Host your tasting

Now it’s time to taste test! While you’re working your way from the light to the dark wines, encourage your guest to take notes and discuss each pour before moving on to the next. For budding sommeliers, Emily recommends describing what you’re smelling and tasting into four primary categories: fruity or savory, acidity vs. tannin, texture and body, and the finish. Here are some of Emily’s thought-starters you can share with your group:

  • When examining the wine’s aroma, do you smell certain fruits, like berries, or do you sense savory characteristics that may lean toward sour foods like green apples?
  • When tasting the wine, does your mouth water due to the acidity level, or do you find that the wine dries your mouth out given the higher tannins that may be present?
  • Describing the texture and body is identifying how the wine feels in your mouth. Light-bodied wines sit in your mouth more like a delicate tea, while full-bodied wines fill your palate with texture and intensity.
  • The finish is often the defining factor between a mediocre and an awesome-tasting wine. Following a sip, are you left with a hint of tartness, spice, heat, or bitterness? Does that taste linger or does it disappear quickly? All of these can describe the finish of a wine.

And last, but not certainly not least, make sure to take time to cleanse your palates with food and water in between each glass, too. Hop along to each tasting station, and once you’ve all completed each one, discuss your favorites. Make sure to share the names of each bottle so your guests know what to look for the next time they’re at the store.

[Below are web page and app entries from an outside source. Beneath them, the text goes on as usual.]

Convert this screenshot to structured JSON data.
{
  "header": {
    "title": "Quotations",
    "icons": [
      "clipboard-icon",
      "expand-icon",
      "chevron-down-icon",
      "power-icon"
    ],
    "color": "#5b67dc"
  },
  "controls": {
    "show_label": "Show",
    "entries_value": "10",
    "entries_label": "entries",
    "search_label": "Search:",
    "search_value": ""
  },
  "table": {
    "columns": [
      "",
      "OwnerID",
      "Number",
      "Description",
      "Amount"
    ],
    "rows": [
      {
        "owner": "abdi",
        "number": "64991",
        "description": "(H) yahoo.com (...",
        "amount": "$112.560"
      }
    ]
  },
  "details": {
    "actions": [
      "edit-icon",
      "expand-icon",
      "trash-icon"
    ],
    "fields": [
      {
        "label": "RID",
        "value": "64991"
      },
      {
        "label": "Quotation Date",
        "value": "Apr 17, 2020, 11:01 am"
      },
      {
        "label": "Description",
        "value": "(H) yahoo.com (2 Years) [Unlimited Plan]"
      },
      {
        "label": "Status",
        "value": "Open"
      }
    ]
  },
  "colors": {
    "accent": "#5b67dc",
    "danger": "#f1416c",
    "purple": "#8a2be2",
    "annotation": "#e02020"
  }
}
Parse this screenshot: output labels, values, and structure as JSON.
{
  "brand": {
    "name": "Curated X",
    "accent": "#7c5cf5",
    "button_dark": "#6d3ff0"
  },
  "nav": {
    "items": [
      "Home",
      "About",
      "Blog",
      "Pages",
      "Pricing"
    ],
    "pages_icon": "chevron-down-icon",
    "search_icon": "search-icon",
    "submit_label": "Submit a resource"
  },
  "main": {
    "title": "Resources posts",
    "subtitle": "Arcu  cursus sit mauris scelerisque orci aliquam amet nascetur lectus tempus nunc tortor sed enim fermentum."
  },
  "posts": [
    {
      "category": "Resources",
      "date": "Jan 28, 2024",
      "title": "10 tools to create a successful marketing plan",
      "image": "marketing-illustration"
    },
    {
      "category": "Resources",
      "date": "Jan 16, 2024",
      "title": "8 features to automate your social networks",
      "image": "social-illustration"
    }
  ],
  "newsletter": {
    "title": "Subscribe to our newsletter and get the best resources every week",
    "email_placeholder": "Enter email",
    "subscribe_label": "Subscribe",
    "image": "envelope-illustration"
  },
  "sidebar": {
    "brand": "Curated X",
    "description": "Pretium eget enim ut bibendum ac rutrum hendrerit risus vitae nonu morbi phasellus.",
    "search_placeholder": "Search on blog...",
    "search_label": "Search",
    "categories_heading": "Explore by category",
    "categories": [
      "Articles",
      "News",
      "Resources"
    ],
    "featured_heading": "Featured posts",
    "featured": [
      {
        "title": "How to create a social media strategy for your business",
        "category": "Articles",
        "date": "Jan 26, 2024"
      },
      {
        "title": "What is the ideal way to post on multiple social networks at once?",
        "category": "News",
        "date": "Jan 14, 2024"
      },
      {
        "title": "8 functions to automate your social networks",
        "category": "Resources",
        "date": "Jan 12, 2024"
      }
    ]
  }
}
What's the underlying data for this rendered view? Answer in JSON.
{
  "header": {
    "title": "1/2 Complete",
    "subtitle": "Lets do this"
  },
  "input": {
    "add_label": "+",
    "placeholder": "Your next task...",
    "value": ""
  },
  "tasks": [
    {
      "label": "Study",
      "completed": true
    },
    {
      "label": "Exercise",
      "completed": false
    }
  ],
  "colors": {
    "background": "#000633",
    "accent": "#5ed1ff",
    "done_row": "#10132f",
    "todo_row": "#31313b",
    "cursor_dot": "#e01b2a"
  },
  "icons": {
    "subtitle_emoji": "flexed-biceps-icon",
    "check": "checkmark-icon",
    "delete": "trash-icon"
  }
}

This post is sponsored by La Crema but all of the opinions within are those of The Everygirl editorial board.